Arborvitae are lush evergreen shrubs and trees whose relatively fast growth and low maintenance makes them really a popular choice for privacy screening or hedging. The key to remember is that while they are drought-tolerant once established, it’s important to provide consistent water for the first two growing seasons in its new site – more if it’s a large specimen, say over four feet tall at planting. This will help it thrive through transplanting shock and stay strong as its roots extend into the surrounding soil, develop a lush root system, and begin to grow into the showpiece you want for your garden.
How To Tell If Arborvitae Needs To Be Watered
You may notice some browning on the leaves of your arborvitae. The main question to ask is, is the browning on interior leaves only during the fall? That would be a normal part of the aging process. If foliage on the exterior of the plant is yellowing or browning – also called “Flagging” –
This could be a sign of drought stress. You might be surprised to learn that heat or drought stress can show up even one or two seasons after a drought event.
Other signs of thirst to watch for include overall weakness or needle drop beyond the normal interior needle browning/dropping in autumn.
Arborvitae like both regular moisture along with nice drainage in the soil. Confusingly, overwatering or poorly drained soil causes some of the same physical symptoms – foliage turning yellow or brown and/or dieback, especially on the exterior of the plant and the tips of the foliage.
Get in the habit of being proactive by checking the soil around new plantings for the first two seasons to see if it’s dry. Pale, gray or light brown soil with a hard, cracked appearance is a sign, but even if things look fine on the surface, dig down five inches and see if your watering is reaching the roots.
How Often To Water Arborvitae
Watering New Arborvitae
Before planting, soak the plant and water the planting hole too. Once planted, you want to first give the arborvitae a deep, thorough drink that saturates the roots and gets rid of any air pockets in the planting hole. Then, for the next two seasons, or longer for really large specimens, offer a weekly soak at minimum. Long, slow soaks that completely penetrate the root ball and surroundings are preferred over regular splashes with a watering can, which tend to only reach the top one or two inches. Plants in containers or in very sandy or rocky soil might need watering every day, possibly twice during excessive heat.
Watering Mature Arborvitae
Once your arborvitae has grown into its new home, which can take two years or more for mature trees, it will be able to go longer without water. However, it prefers regular moisture, and a two-week heatwave could dry it out quickly, so mulching and a watering system are helpful if you travel during warm weather. Overly dry conditions can draw spider mites to arborvitae, which is another reason to keep watering consistent. Weekly watering is recommended in well-drained soil.
Arborvitae in pots may need watering one-to-two times daily in very hot or dry conditions, especially in the first two years after planting. The larger the pot, the more leeway you have in watering. The best thing to do is to let the conditions determine your schedule rather than the other way around. Check down a couple of inches into the soil and test the moisture – if it is dry, water immediately. Established plants should be watered twice a week minimum depending on the weather, and whether it is in full sun or partial shade. Mulching will preserve moisture in the soil and keep it from drying out so quickly.

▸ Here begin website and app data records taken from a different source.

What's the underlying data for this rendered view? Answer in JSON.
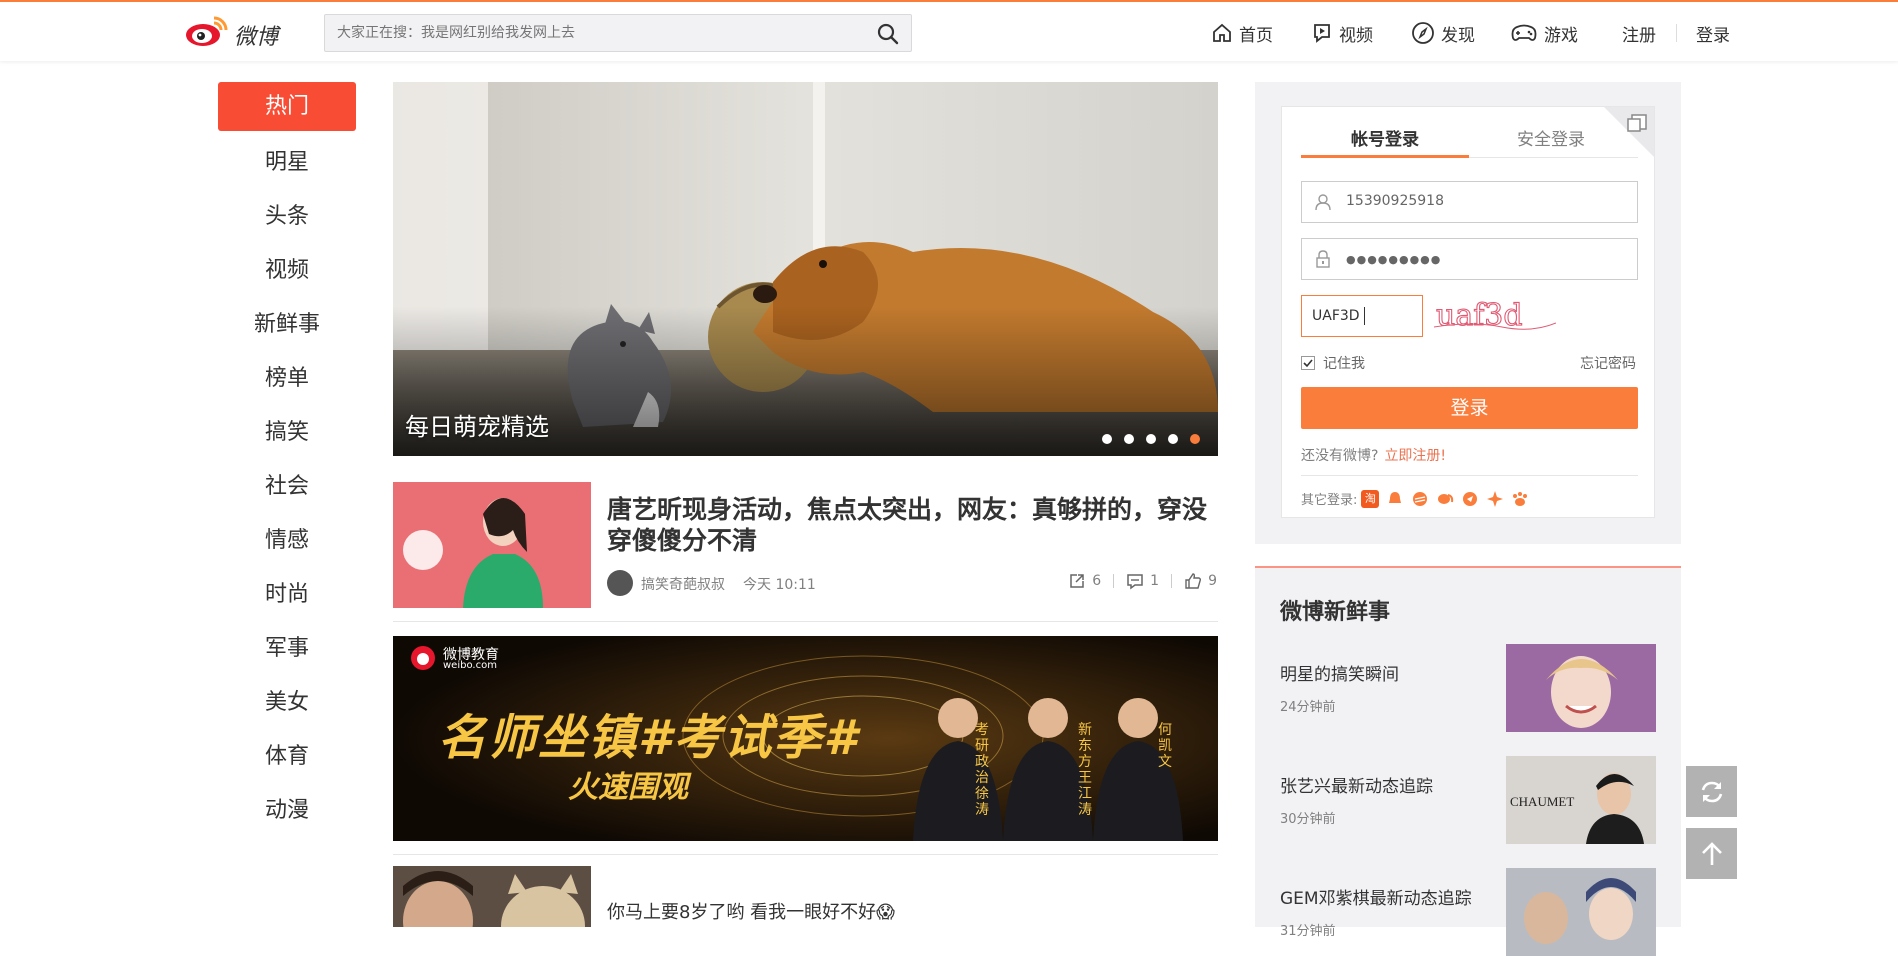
{
  "brand": {
    "name": "微博",
    "accent": "#fa7d3c",
    "red": "#f94c34"
  },
  "search": {
    "placeholder": "大家正在搜：我是网红别给我发网上去"
  },
  "nav": {
    "home": "首页",
    "video": "视频",
    "discover": "发现",
    "games": "游戏",
    "register": "注册",
    "login": "登录"
  },
  "sidebar": {
    "items": [
      "热门",
      "明星",
      "头条",
      "视频",
      "新鲜事",
      "榜单",
      "搞笑",
      "社会",
      "情感",
      "时尚",
      "军事",
      "美女",
      "体育",
      "动漫"
    ],
    "active_index": 0
  },
  "hero": {
    "caption": "每日萌宠精选",
    "slide_count": 5,
    "active_slide": 5
  },
  "news": [
    {
      "title": "唐艺昕现身活动，焦点太突出，网友：真够拼的，穿没穿傻傻分不清",
      "author": "搞笑奇葩叔叔",
      "time": "今天 10:11",
      "reposts": "6",
      "comments": "1",
      "likes": "9"
    },
    {
      "title": "你马上要8岁了哟 看我一眼好不好😱"
    }
  ],
  "banner": {
    "brand": "微博教育",
    "brand_url": "weibo.com",
    "main": "名师坐镇#考试季#",
    "sub": "火速围观",
    "teachers": [
      {
        "label": "考研政治",
        "name": "徐涛"
      },
      {
        "label": "新东方",
        "name": "王江涛"
      },
      {
        "label": "",
        "name": "何凯文"
      }
    ]
  },
  "login": {
    "tab_account": "帐号登录",
    "tab_secure": "安全登录",
    "username": "15390925918",
    "password_mask": "●●●●●●●●●",
    "captcha_value": "UAF3D",
    "captcha_image_text": "uaf3d",
    "remember": "记住我",
    "forgot": "忘记密码",
    "submit": "登录",
    "no_account": "还没有微博?",
    "register_now": "立即注册!",
    "other_login": "其它登录:",
    "other_icons": [
      "淘",
      "qq",
      "weibo",
      "wechat",
      "baidu",
      "360",
      "paw"
    ]
  },
  "fresh": {
    "title": "微博新鲜事",
    "items": [
      {
        "title": "明星的搞笑瞬间",
        "time": "24分钟前"
      },
      {
        "title": "张艺兴最新动态追踪",
        "time": "30分钟前"
      },
      {
        "title": "GEM邓紫棋最新动态追踪",
        "time": "31分钟前"
      }
    ]
  }
}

Best Time to Water Arborvitae
Mornings are a great time to water arborvitae, but if the soil is dry a few inches down, water right away, no matter the time of day.
In winter, be aware of weather conditions. Mulch if your conditions tend to be dry or exceptionally cold. Watering well before an expected freeze will help protect your plant’s roots and stems. A blanket of snow will insulate the soil as long as it persists. Containers should be consistently moist, but never soggy.
In mild wet climates, potted arborvitae may benefit from being moved under eaves, or have the roots protected by fern boughs or being mulched with pebbles.
How to Water Arborvitae?
Step 1 – Test the soil moisture with your finger or a trowel.
If the first inch or two of soil is dry, water immediately, regardless of time of day.
Step 2 – Water slowly and deeply
Using a hand-held hose, leave the hose on the plant on a slow trickle, moving it to get the whole circumference of the roots. Water for about a minute. Repeat until the soil is wet five inches down. Or, using a soaker hose, surround plant roots (in clay soil, move out from the dripline of the plant to prevent rotting the roots) and set it to drip and leave on for at least 15-30 minutes.
Arborvitae Watering Tips
- Arborvitae like that “just right” sweet spot of slightly moist all the time. Long soaks are best.
- Don’t let the soil dry out. Consider mulching.
- Make sure the soil has good drainage
- Exterior foliage yellowing could be a watering issue, even years after a stress. Interior browning and needle drop in fall is normal.